An upcoming four-part TV documentary series titled ‘Magnificent Madness’ covers the life of Tazio Nuvolari, one of Italy’s most famous racecar drivers, who rose to stardom in the 1930s. Ferdinand Porsche called him "the greatest driver of the past, the present and the future".

Sound Designer and Mixer Randy Bobo, founder of based video and audio post production facility Independent Studios in Wisconsin, USA, worked on audio post for the project, using a Blackmagic Design Fairlight Desktop Console. The studio has been designing sound and mixing documentaries with Fairlight for more than 25 years.

Missing Audio Track

“I started by cleaning up the dialogue and adding all the sounds needed to bring the story to life,” said Randy. “In this case, we had a lot of archival footage that was MOS – that is, it had no synchronous audio track. That meant I had to recreate sound for entire scenes that include, for example, 1930s vintage cars, WW I and WW II battle scenes, people working in factories and others.”

“I was able to import our existing sound effects library directly into DaVinci Resolve Studio and search for what I needed,” he said. “I used DaVinci Resolve Studio’s foley sampler to produce various foley effects by assigning sounds to a keyboard and creating the effects in real time. Elastic wave retiming also came in handy when timing certain sound effects to picture, as it allowed me to stretch a clip’s length in the timeline without changing pitch, which made retiming easier.

Blackmagic fairlight madness

FlexBus Architecture

“Fairlight’s strength has always been in its editing. Having dynamics and equalisation – letting me adjust the volume of different frequency bands within the signal – on every channel was an advantage, and the new bussing protocol was impressive.”

FlexBus architecture uses up to 26 channel-wide multi-purpose buses instead of fixed buses. That way, tracks can be sent to buses, buses to tracks, and buses to buses in as many cascade layers deep as necessary to create large-scale sessions.

Randy also used the Fairlight Desktop Console, where having 12 faders at the ready was great support, along with pan automation, determining how much of the signal was sent to the left and right buses. “It set out all the features I needed in a compact console,” he said.

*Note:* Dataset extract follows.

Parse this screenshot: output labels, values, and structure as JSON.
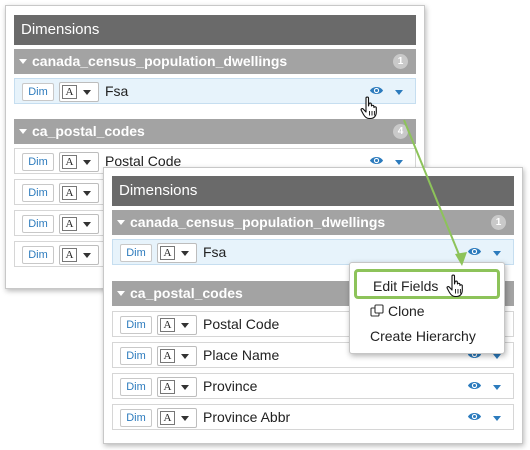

Mac Mini with the M1 Chip

Currently, Randy is running his entire DaVinci Resolve Studio system on a Mac mini with the M1 chip. “I can’t believe how well it worked extremely well,” he said. “I didn't treat it with kid gloves either, but instead used lots of plugins to reduce noise and reverb on the dialogue tracks, since some were recorded in very reverberant spaces, not surprisingly.”

Blackmagic fairlight madness4

As an audio and video post production house, Independent Studios also uses DaVinci Resolve Studio for grading and is in the process of upgrading one of its audio suites with a three bay Fairlight Advanced Console for mixing larger projects with higher track counts.

Randy commented, “First, I love Formula One, European cars and history, so this project was a pleasure and a treat to work on. The producers also gave me incredible freedom, so I was able to flex my creative muscles and have fun. Second, when you have a fully fledged system like DaVinci Resolve Studio and the accompanying Fairlight hardware console supporting your workflow, the possibilities increase. Fairlight’s capabilities show that the application truly understands audio post.”